WHAT THE TASK ASKS: If a line of the records contains the string "object", copy it out.

------ SUPPLIED MATERIAL

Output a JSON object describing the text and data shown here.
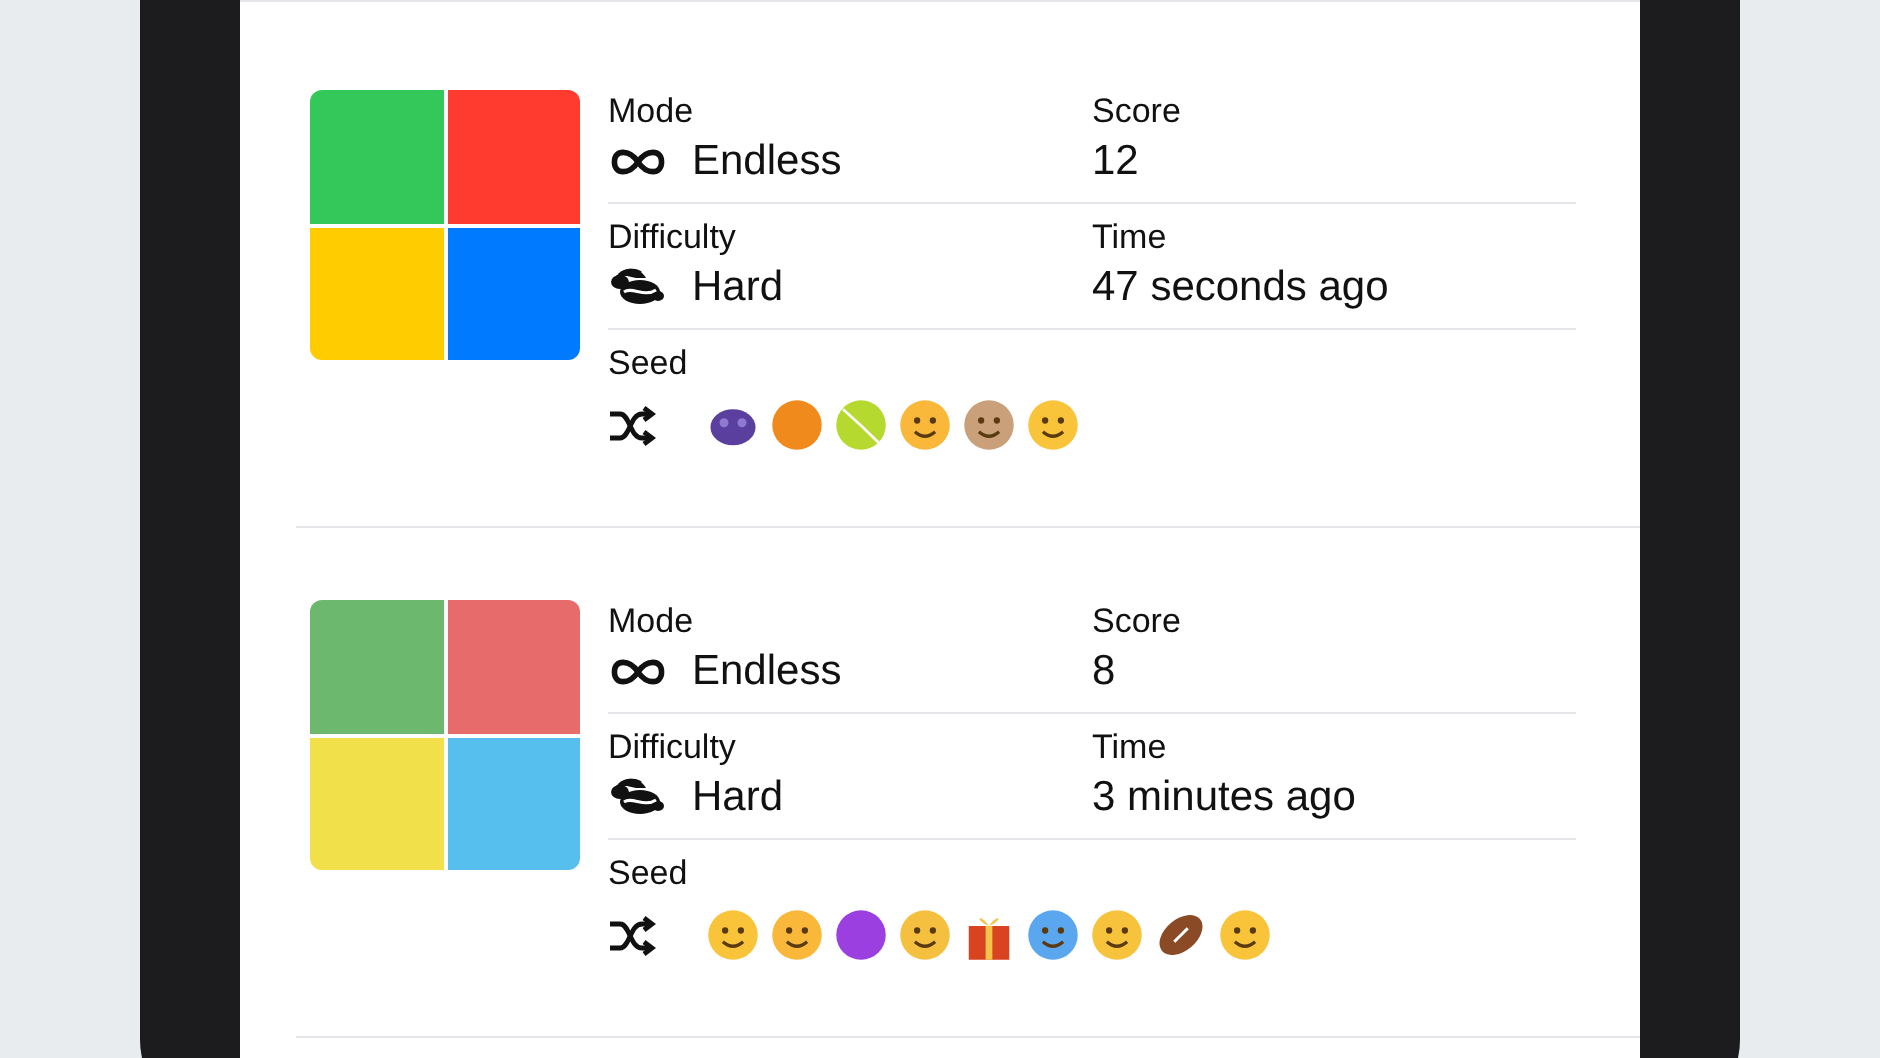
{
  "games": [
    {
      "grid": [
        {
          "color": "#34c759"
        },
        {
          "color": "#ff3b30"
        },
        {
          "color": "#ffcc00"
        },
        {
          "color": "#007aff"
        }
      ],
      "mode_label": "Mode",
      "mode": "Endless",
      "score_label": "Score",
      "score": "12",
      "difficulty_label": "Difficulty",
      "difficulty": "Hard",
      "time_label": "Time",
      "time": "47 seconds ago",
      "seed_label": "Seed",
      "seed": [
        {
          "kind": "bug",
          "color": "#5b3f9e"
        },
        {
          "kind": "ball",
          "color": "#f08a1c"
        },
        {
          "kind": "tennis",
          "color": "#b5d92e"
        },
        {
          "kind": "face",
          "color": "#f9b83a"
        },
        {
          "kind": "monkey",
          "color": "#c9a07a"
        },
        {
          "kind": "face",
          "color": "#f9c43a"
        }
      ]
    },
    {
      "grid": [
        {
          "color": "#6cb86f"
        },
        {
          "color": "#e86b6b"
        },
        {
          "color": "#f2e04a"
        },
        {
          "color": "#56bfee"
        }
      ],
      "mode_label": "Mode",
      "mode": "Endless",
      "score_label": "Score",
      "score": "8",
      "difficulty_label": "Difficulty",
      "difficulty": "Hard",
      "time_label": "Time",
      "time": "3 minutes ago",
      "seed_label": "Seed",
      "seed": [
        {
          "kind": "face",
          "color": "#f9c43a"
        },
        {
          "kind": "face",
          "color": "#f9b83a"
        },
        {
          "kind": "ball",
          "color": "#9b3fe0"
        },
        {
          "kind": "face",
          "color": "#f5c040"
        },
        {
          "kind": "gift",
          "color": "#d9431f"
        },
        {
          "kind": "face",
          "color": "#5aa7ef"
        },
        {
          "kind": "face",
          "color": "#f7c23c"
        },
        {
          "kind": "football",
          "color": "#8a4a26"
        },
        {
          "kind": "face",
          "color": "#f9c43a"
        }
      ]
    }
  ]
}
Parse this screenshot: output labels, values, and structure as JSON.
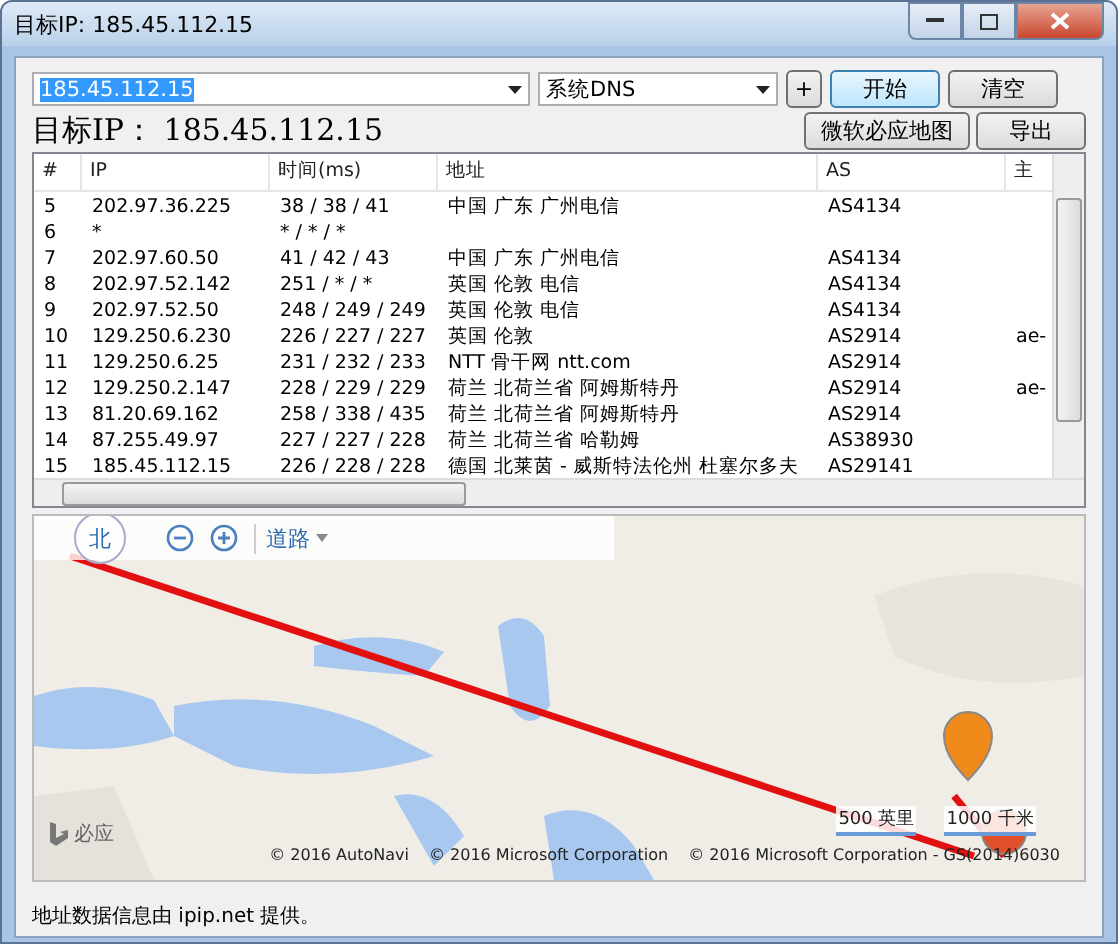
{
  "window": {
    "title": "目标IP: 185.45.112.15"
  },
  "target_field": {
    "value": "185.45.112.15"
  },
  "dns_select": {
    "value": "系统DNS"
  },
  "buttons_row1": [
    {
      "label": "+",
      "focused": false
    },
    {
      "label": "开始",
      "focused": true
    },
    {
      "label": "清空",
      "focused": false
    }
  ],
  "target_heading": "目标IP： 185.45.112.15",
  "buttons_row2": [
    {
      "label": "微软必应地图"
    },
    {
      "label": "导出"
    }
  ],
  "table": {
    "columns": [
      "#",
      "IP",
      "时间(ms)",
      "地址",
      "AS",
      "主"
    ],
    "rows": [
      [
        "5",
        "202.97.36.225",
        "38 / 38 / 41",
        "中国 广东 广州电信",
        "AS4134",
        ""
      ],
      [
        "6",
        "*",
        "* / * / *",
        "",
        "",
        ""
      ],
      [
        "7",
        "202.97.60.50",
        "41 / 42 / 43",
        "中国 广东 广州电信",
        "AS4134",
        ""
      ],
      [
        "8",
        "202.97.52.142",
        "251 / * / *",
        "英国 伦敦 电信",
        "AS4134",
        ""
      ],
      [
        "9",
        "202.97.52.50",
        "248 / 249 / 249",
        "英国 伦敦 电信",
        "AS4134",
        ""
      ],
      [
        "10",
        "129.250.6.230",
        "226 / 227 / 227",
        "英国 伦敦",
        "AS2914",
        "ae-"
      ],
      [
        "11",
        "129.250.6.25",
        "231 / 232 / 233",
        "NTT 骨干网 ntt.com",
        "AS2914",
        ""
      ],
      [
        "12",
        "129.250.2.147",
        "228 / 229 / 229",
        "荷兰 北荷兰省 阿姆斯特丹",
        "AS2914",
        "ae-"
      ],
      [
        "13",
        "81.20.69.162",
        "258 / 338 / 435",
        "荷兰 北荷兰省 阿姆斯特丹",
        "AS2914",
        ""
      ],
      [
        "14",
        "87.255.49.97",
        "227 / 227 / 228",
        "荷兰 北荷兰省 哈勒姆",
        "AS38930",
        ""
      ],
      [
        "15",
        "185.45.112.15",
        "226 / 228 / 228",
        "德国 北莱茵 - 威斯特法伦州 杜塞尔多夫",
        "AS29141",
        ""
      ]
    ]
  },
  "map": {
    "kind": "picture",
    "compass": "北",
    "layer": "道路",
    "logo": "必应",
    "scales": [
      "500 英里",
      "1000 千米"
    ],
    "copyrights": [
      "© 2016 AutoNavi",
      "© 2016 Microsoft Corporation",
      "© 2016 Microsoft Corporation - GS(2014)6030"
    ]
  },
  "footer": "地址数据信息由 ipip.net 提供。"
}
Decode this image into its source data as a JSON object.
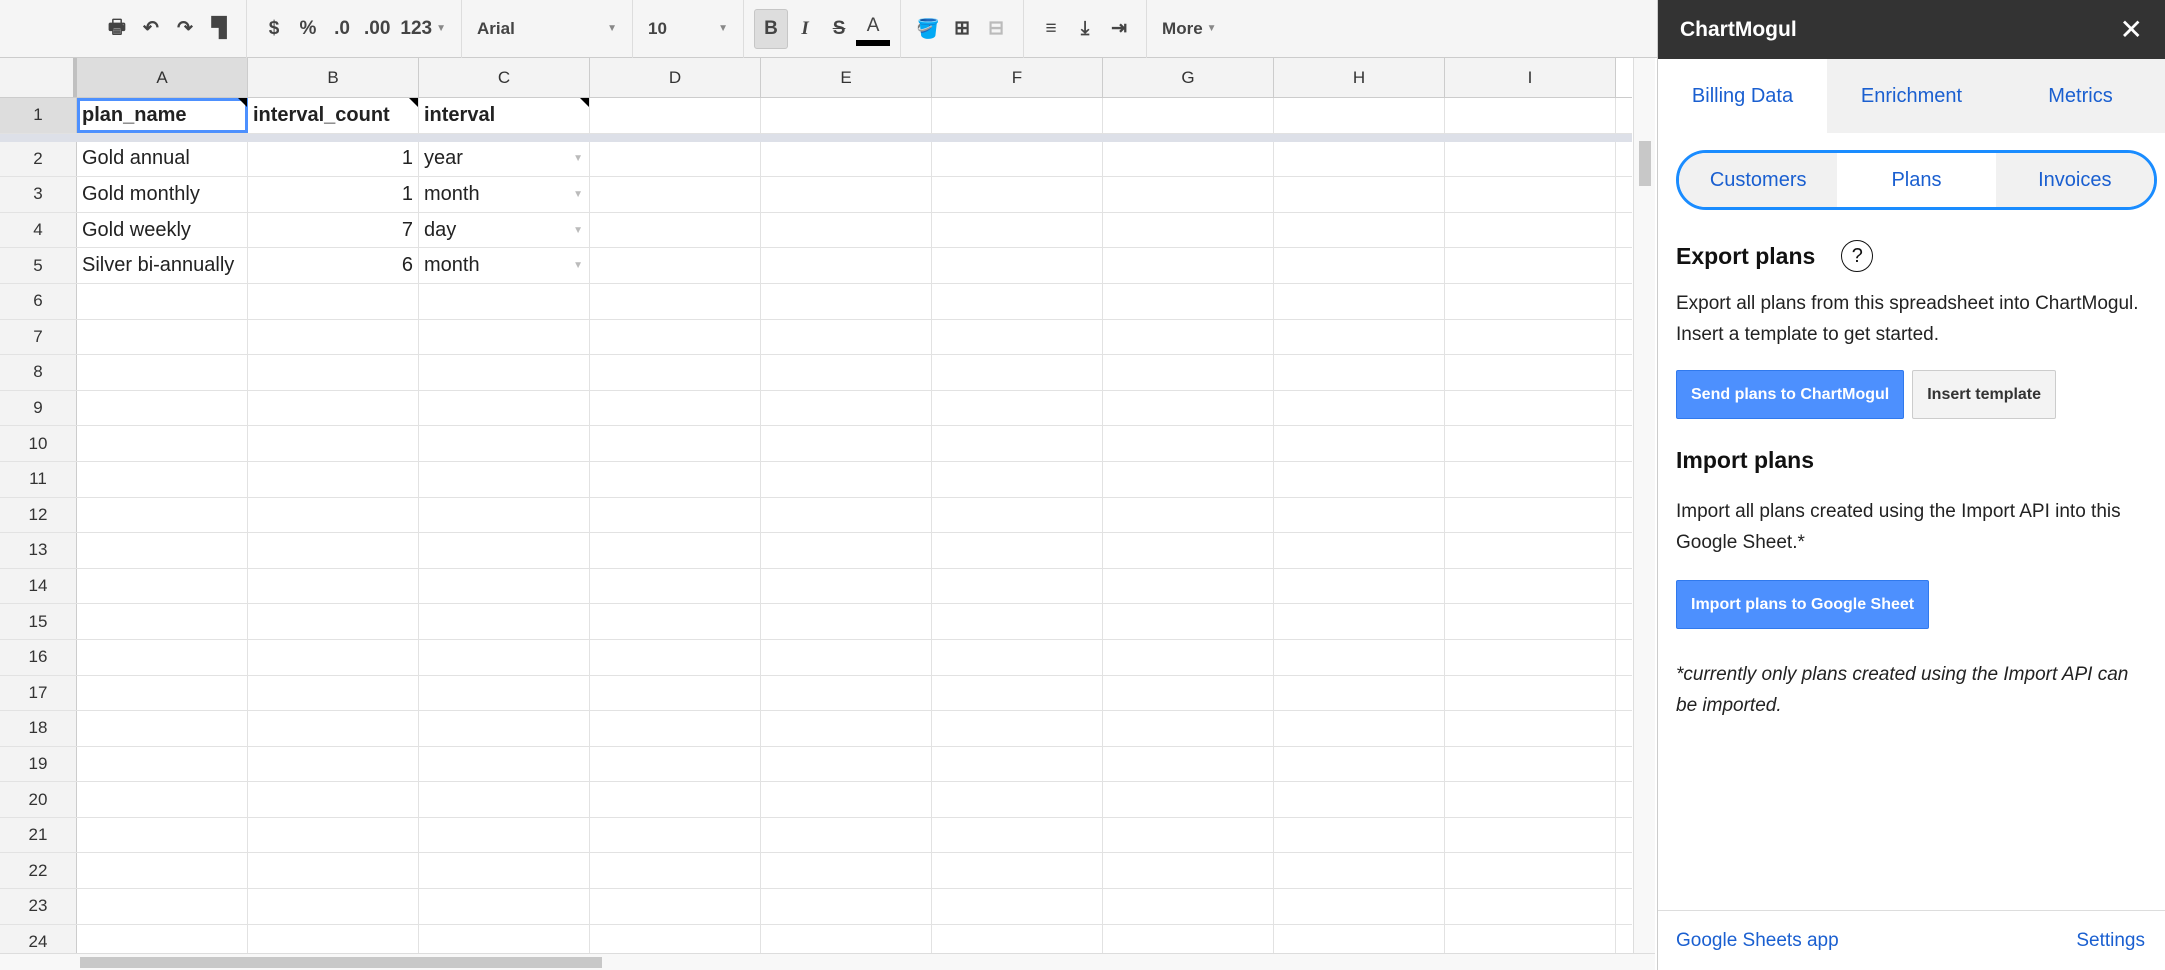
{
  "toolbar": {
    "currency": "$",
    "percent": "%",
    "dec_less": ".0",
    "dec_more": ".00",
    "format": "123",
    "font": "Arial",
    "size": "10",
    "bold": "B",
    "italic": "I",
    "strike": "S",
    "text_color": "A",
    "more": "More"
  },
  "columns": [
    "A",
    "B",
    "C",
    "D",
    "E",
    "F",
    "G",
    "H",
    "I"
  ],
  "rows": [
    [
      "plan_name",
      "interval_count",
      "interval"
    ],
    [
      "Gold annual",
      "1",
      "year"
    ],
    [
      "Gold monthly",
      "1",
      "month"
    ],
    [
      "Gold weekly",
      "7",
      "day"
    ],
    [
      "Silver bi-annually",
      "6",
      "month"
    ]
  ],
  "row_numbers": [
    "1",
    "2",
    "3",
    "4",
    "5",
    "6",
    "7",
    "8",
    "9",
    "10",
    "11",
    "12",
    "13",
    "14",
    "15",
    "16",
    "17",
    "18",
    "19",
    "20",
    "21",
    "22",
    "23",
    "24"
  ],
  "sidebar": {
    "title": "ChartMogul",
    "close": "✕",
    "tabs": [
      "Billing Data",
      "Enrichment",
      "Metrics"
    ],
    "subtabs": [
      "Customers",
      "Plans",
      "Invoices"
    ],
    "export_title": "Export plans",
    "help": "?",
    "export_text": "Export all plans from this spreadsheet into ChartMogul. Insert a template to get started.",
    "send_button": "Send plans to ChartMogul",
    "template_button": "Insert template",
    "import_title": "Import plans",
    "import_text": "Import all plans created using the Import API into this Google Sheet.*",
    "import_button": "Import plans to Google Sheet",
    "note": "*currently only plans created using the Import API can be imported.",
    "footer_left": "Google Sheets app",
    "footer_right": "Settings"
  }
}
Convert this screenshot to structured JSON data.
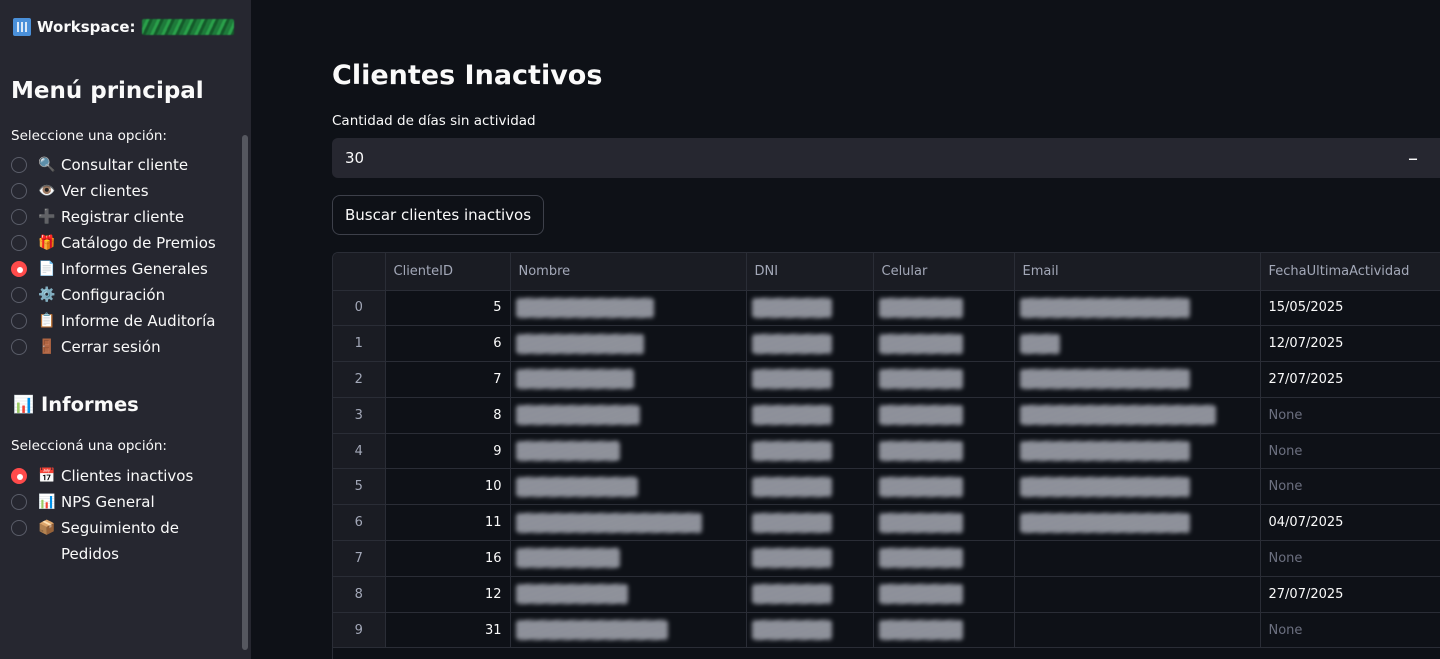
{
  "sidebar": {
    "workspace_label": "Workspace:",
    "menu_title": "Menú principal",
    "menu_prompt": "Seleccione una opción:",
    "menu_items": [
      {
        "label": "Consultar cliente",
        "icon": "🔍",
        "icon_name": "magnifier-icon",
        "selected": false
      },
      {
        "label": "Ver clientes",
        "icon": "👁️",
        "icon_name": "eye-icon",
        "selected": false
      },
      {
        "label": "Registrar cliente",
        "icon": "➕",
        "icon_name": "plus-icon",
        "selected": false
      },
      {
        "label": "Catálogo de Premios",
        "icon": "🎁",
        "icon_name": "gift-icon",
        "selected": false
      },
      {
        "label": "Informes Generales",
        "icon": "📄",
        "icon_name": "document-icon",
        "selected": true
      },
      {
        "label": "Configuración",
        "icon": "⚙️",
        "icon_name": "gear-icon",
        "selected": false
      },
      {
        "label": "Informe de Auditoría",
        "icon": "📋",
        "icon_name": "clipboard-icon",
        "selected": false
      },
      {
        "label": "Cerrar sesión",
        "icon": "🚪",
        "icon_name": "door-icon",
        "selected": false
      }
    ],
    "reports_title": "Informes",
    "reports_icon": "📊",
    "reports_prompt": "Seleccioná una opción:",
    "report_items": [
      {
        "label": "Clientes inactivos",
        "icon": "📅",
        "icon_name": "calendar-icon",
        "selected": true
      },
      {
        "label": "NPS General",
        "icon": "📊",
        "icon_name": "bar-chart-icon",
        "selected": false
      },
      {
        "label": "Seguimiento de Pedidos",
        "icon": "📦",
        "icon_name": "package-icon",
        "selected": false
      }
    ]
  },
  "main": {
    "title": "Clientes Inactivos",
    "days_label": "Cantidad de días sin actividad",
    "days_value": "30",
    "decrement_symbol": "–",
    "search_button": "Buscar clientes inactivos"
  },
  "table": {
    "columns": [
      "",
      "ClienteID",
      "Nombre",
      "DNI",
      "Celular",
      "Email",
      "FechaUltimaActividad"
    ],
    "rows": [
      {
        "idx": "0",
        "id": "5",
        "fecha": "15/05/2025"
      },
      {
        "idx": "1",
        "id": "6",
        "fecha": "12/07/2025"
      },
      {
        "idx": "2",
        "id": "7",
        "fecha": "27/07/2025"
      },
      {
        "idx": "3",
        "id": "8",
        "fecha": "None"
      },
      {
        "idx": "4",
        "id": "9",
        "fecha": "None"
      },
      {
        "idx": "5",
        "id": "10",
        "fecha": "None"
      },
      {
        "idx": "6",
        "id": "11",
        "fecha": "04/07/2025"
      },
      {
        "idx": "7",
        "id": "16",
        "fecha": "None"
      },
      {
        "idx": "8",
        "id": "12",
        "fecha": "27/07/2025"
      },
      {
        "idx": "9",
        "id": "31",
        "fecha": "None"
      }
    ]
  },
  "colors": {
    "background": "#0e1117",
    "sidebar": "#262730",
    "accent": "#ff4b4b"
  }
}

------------

ANSWER:
Output a JSON object describing the text and data shown here.
Decode this image into its source data as a JSON object.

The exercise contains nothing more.